◆ **Work order**: All of the data needs to be repeated exactly.

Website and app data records
- - - - - - -

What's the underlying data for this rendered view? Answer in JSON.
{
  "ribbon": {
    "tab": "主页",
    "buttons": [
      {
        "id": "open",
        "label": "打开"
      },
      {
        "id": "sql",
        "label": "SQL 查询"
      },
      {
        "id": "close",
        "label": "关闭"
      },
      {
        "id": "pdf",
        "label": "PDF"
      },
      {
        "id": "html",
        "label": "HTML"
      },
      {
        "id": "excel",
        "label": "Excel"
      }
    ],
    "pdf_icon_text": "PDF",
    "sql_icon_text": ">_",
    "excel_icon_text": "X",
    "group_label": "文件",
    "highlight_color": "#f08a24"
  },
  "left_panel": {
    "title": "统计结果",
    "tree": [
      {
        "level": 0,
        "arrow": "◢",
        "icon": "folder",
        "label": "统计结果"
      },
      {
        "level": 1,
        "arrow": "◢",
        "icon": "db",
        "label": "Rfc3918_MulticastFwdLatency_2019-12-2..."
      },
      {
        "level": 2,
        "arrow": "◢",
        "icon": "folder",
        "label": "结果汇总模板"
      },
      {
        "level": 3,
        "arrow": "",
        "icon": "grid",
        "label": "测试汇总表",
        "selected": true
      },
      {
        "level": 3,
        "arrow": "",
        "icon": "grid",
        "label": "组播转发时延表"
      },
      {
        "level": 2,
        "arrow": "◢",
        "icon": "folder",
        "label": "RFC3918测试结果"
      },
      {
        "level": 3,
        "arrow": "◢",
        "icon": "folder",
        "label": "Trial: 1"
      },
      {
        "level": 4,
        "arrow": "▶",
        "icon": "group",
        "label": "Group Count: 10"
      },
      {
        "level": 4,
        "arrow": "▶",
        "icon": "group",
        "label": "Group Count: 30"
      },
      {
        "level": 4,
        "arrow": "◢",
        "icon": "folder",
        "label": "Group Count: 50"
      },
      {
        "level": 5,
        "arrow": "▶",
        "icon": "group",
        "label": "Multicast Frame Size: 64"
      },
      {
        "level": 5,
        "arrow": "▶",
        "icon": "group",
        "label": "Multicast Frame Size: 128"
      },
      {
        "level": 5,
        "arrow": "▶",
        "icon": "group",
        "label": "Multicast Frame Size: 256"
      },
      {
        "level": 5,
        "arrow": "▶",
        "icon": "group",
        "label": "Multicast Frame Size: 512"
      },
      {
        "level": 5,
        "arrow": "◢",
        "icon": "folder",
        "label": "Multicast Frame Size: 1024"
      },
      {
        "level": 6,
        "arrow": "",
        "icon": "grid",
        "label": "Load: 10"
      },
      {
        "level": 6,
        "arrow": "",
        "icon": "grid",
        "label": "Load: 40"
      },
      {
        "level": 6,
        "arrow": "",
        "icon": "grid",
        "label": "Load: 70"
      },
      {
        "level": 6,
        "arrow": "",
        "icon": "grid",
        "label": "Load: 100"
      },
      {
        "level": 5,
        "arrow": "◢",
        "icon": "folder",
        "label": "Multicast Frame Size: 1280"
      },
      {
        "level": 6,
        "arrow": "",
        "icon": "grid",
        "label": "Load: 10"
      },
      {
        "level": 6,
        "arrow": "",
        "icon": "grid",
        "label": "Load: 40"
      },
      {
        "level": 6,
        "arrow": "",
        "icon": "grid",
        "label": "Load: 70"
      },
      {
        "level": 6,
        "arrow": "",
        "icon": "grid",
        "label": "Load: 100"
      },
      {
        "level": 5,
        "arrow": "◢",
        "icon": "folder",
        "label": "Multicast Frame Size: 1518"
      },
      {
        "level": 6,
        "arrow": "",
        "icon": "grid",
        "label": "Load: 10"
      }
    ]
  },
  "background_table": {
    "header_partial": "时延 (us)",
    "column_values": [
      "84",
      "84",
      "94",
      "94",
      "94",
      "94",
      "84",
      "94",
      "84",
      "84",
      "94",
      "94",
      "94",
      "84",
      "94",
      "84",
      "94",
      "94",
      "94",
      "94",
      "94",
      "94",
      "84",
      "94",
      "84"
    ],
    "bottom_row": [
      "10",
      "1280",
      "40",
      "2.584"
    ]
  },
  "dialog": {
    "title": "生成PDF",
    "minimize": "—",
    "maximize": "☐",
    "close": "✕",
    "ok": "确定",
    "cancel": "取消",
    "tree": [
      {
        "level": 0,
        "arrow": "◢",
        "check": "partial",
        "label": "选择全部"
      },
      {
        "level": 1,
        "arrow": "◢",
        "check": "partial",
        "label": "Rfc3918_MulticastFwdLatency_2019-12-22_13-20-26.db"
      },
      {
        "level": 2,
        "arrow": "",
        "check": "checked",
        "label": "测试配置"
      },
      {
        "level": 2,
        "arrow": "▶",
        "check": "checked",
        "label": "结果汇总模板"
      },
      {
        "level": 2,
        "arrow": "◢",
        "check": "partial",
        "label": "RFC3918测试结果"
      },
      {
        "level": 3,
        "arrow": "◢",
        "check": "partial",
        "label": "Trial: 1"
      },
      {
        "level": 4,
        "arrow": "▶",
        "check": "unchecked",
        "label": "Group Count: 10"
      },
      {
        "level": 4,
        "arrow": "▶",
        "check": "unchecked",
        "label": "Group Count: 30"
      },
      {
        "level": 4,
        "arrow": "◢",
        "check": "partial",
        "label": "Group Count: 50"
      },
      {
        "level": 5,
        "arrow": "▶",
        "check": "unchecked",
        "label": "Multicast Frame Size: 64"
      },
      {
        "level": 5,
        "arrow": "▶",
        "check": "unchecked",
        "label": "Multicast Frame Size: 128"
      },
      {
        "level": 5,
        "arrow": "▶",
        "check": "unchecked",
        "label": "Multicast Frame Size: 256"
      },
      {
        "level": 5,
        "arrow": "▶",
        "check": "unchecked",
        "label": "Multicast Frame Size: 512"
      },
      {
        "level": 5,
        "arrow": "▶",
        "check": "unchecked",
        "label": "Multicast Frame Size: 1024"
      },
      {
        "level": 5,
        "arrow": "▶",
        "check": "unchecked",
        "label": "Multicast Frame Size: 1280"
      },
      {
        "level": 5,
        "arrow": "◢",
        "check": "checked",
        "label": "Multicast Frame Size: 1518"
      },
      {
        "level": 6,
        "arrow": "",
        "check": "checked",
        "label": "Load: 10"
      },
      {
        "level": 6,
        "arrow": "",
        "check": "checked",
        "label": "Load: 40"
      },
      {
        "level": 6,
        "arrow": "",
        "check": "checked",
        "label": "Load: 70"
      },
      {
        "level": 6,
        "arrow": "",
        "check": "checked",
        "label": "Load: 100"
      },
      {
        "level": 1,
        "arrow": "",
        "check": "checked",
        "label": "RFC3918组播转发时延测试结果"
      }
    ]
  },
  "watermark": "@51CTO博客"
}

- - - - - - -

◆ **Response for this exercise**:
What's the underlying data for this rendered view? Answer in JSON.
{
  "ribbon": {
    "tab": "主页",
    "buttons": [
      {
        "id": "open",
        "label": "打开"
      },
      {
        "id": "sql",
        "label": "SQL 查询"
      },
      {
        "id": "close",
        "label": "关闭"
      },
      {
        "id": "pdf",
        "label": "PDF"
      },
      {
        "id": "html",
        "label": "HTML"
      },
      {
        "id": "excel",
        "label": "Excel"
      }
    ],
    "pdf_icon_text": "PDF",
    "sql_icon_text": ">_",
    "excel_icon_text": "X",
    "group_label": "文件",
    "highlight_color": "#f08a24"
  },
  "left_panel": {
    "title": "统计结果",
    "tree": [
      {
        "level": 0,
        "arrow": "◢",
        "icon": "folder",
        "label": "统计结果"
      },
      {
        "level": 1,
        "arrow": "◢",
        "icon": "db",
        "label": "Rfc3918_MulticastFwdLatency_2019-12-2..."
      },
      {
        "level": 2,
        "arrow": "◢",
        "icon": "folder",
        "label": "结果汇总模板"
      },
      {
        "level": 3,
        "arrow": "",
        "icon": "grid",
        "label": "测试汇总表",
        "selected": true
      },
      {
        "level": 3,
        "arrow": "",
        "icon": "grid",
        "label": "组播转发时延表"
      },
      {
        "level": 2,
        "arrow": "◢",
        "icon": "folder",
        "label": "RFC3918测试结果"
      },
      {
        "level": 3,
        "arrow": "◢",
        "icon": "folder",
        "label": "Trial: 1"
      },
      {
        "level": 4,
        "arrow": "▶",
        "icon": "group",
        "label": "Group Count: 10"
      },
      {
        "level": 4,
        "arrow": "▶",
        "icon": "group",
        "label": "Group Count: 30"
      },
      {
        "level": 4,
        "arrow": "◢",
        "icon": "folder",
        "label": "Group Count: 50"
      },
      {
        "level": 5,
        "arrow": "▶",
        "icon": "group",
        "label": "Multicast Frame Size: 64"
      },
      {
        "level": 5,
        "arrow": "▶",
        "icon": "group",
        "label": "Multicast Frame Size: 128"
      },
      {
        "level": 5,
        "arrow": "▶",
        "icon": "group",
        "label": "Multicast Frame Size: 256"
      },
      {
        "level": 5,
        "arrow": "▶",
        "icon": "group",
        "label": "Multicast Frame Size: 512"
      },
      {
        "level": 5,
        "arrow": "◢",
        "icon": "folder",
        "label": "Multicast Frame Size: 1024"
      },
      {
        "level": 6,
        "arrow": "",
        "icon": "grid",
        "label": "Load: 10"
      },
      {
        "level": 6,
        "arrow": "",
        "icon": "grid",
        "label": "Load: 40"
      },
      {
        "level": 6,
        "arrow": "",
        "icon": "grid",
        "label": "Load: 70"
      },
      {
        "level": 6,
        "arrow": "",
        "icon": "grid",
        "label": "Load: 100"
      },
      {
        "level": 5,
        "arrow": "◢",
        "icon": "folder",
        "label": "Multicast Frame Size: 1280"
      },
      {
        "level": 6,
        "arrow": "",
        "icon": "grid",
        "label": "Load: 10"
      },
      {
        "level": 6,
        "arrow": "",
        "icon": "grid",
        "label": "Load: 40"
      },
      {
        "level": 6,
        "arrow": "",
        "icon": "grid",
        "label": "Load: 70"
      },
      {
        "level": 6,
        "arrow": "",
        "icon": "grid",
        "label": "Load: 100"
      },
      {
        "level": 5,
        "arrow": "◢",
        "icon": "folder",
        "label": "Multicast Frame Size: 1518"
      },
      {
        "level": 6,
        "arrow": "",
        "icon": "grid",
        "label": "Load: 10"
      }
    ]
  },
  "background_table": {
    "header_partial": "时延 (us)",
    "column_values": [
      "84",
      "84",
      "94",
      "94",
      "94",
      "94",
      "84",
      "94",
      "84",
      "84",
      "94",
      "94",
      "94",
      "84",
      "94",
      "84",
      "94",
      "94",
      "94",
      "94",
      "94",
      "94",
      "84",
      "94",
      "84"
    ],
    "bottom_row": [
      "10",
      "1280",
      "40",
      "2.584"
    ]
  },
  "dialog": {
    "title": "生成PDF",
    "minimize": "—",
    "maximize": "☐",
    "close": "✕",
    "ok": "确定",
    "cancel": "取消",
    "tree": [
      {
        "level": 0,
        "arrow": "◢",
        "check": "partial",
        "label": "选择全部"
      },
      {
        "level": 1,
        "arrow": "◢",
        "check": "partial",
        "label": "Rfc3918_MulticastFwdLatency_2019-12-22_13-20-26.db"
      },
      {
        "level": 2,
        "arrow": "",
        "check": "checked",
        "label": "测试配置"
      },
      {
        "level": 2,
        "arrow": "▶",
        "check": "checked",
        "label": "结果汇总模板"
      },
      {
        "level": 2,
        "arrow": "◢",
        "check": "partial",
        "label": "RFC3918测试结果"
      },
      {
        "level": 3,
        "arrow": "◢",
        "check": "partial",
        "label": "Trial: 1"
      },
      {
        "level": 4,
        "arrow": "▶",
        "check": "unchecked",
        "label": "Group Count: 10"
      },
      {
        "level": 4,
        "arrow": "▶",
        "check": "unchecked",
        "label": "Group Count: 30"
      },
      {
        "level": 4,
        "arrow": "◢",
        "check": "partial",
        "label": "Group Count: 50"
      },
      {
        "level": 5,
        "arrow": "▶",
        "check": "unchecked",
        "label": "Multicast Frame Size: 64"
      },
      {
        "level": 5,
        "arrow": "▶",
        "check": "unchecked",
        "label": "Multicast Frame Size: 128"
      },
      {
        "level": 5,
        "arrow": "▶",
        "check": "unchecked",
        "label": "Multicast Frame Size: 256"
      },
      {
        "level": 5,
        "arrow": "▶",
        "check": "unchecked",
        "label": "Multicast Frame Size: 512"
      },
      {
        "level": 5,
        "arrow": "▶",
        "check": "unchecked",
        "label": "Multicast Frame Size: 1024"
      },
      {
        "level": 5,
        "arrow": "▶",
        "check": "unchecked",
        "label": "Multicast Frame Size: 1280"
      },
      {
        "level": 5,
        "arrow": "◢",
        "check": "checked",
        "label": "Multicast Frame Size: 1518"
      },
      {
        "level": 6,
        "arrow": "",
        "check": "checked",
        "label": "Load: 10"
      },
      {
        "level": 6,
        "arrow": "",
        "check": "checked",
        "label": "Load: 40"
      },
      {
        "level": 6,
        "arrow": "",
        "check": "checked",
        "label": "Load: 70"
      },
      {
        "level": 6,
        "arrow": "",
        "check": "checked",
        "label": "Load: 100"
      },
      {
        "level": 1,
        "arrow": "",
        "check": "checked",
        "label": "RFC3918组播转发时延测试结果"
      }
    ]
  },
  "watermark": "@51CTO博客"
}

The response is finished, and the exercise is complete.